**PROMPT:** Could you retype all of the entries exactly, without their pictures?

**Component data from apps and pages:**
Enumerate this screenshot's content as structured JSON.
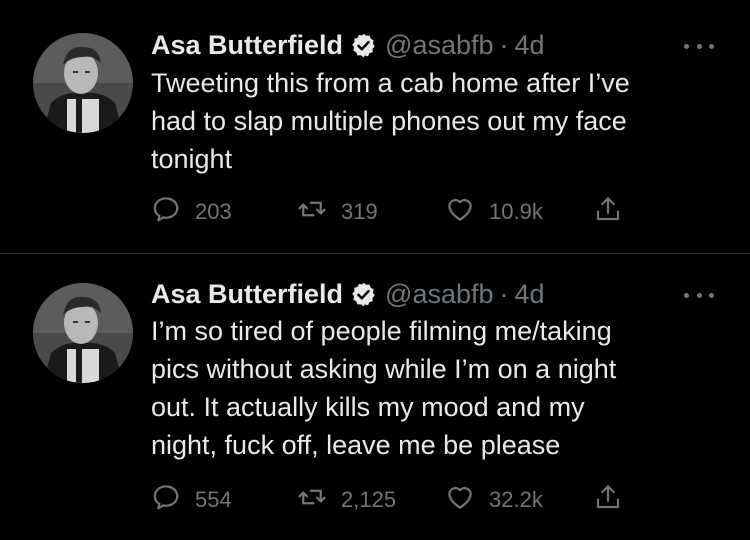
{
  "tweets": [
    {
      "author_name": "Asa Butterfield",
      "handle": "@asabfb",
      "separator": "·",
      "time": "4d",
      "text": "Tweeting this from a cab home after I’ve\nhad to slap multiple phones out my face\ntonight",
      "replies": "203",
      "retweets": "319",
      "likes": "10.9k"
    },
    {
      "author_name": "Asa Butterfield",
      "handle": "@asabfb",
      "separator": "·",
      "time": "4d",
      "text": "I’m so tired of people filming me/taking\npics without asking while I’m on a night\nout. It actually kills my mood and my\nnight, fuck off, leave me be please",
      "replies": "554",
      "retweets": "2,125",
      "likes": "32.2k"
    }
  ],
  "icons": {
    "verified": "verified-badge-icon",
    "reply": "reply-icon",
    "retweet": "retweet-icon",
    "like": "heart-icon",
    "share": "share-icon",
    "more": "more-icon"
  },
  "colors": {
    "background": "#000000",
    "text": "#e7e9ea",
    "secondary": "#71767b",
    "verified": "#e7e9ea",
    "divider": "#2f3336"
  }
}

**YOUR RESPONSE:**
Enumerate this screenshot's content as structured JSON.
{
  "tweets": [
    {
      "author_name": "Asa Butterfield",
      "handle": "@asabfb",
      "separator": "·",
      "time": "4d",
      "text": "Tweeting this from a cab home after I’ve\nhad to slap multiple phones out my face\ntonight",
      "replies": "203",
      "retweets": "319",
      "likes": "10.9k"
    },
    {
      "author_name": "Asa Butterfield",
      "handle": "@asabfb",
      "separator": "·",
      "time": "4d",
      "text": "I’m so tired of people filming me/taking\npics without asking while I’m on a night\nout. It actually kills my mood and my\nnight, fuck off, leave me be please",
      "replies": "554",
      "retweets": "2,125",
      "likes": "32.2k"
    }
  ],
  "icons": {
    "verified": "verified-badge-icon",
    "reply": "reply-icon",
    "retweet": "retweet-icon",
    "like": "heart-icon",
    "share": "share-icon",
    "more": "more-icon"
  },
  "colors": {
    "background": "#000000",
    "text": "#e7e9ea",
    "secondary": "#71767b",
    "verified": "#e7e9ea",
    "divider": "#2f3336"
  }
}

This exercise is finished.